++++ RECORDS FOR THE TASK

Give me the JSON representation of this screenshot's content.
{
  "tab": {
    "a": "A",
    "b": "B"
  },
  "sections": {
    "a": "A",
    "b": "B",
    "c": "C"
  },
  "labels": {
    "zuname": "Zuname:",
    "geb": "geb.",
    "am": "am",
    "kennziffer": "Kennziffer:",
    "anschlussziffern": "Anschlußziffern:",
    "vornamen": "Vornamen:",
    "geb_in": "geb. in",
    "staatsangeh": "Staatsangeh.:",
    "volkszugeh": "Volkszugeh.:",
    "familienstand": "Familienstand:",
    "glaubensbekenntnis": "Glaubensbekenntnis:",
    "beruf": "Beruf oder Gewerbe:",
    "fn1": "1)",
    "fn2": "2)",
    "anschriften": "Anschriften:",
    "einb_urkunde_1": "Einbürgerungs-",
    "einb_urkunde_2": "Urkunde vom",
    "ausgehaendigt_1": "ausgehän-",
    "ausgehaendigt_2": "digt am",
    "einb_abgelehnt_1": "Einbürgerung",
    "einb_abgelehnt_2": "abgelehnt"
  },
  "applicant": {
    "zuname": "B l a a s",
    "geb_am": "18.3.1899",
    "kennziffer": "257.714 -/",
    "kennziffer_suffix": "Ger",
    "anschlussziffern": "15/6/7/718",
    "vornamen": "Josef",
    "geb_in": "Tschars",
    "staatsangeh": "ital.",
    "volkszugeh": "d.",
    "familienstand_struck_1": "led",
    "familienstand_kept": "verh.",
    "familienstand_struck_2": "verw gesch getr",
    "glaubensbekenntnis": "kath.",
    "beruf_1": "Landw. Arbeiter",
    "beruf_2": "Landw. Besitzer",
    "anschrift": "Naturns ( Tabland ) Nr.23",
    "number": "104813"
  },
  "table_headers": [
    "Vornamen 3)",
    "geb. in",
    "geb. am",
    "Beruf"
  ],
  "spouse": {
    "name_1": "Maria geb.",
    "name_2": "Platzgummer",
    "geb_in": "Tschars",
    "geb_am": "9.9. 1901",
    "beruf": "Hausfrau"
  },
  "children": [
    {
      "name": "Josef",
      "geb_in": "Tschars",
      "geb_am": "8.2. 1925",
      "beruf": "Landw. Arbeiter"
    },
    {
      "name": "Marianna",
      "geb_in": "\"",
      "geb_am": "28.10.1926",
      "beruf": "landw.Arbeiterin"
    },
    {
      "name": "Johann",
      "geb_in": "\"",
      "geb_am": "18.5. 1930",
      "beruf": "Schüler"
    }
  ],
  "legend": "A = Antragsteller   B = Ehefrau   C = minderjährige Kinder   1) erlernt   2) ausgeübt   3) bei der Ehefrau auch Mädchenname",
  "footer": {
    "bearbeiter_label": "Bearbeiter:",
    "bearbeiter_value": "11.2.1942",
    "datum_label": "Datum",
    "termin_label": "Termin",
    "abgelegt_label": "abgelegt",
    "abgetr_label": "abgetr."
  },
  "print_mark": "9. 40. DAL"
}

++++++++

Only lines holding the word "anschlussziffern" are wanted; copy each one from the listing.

    "anschlussziffern": "Anschlußziffern:",
    "anschlussziffern": "15/6/7/718",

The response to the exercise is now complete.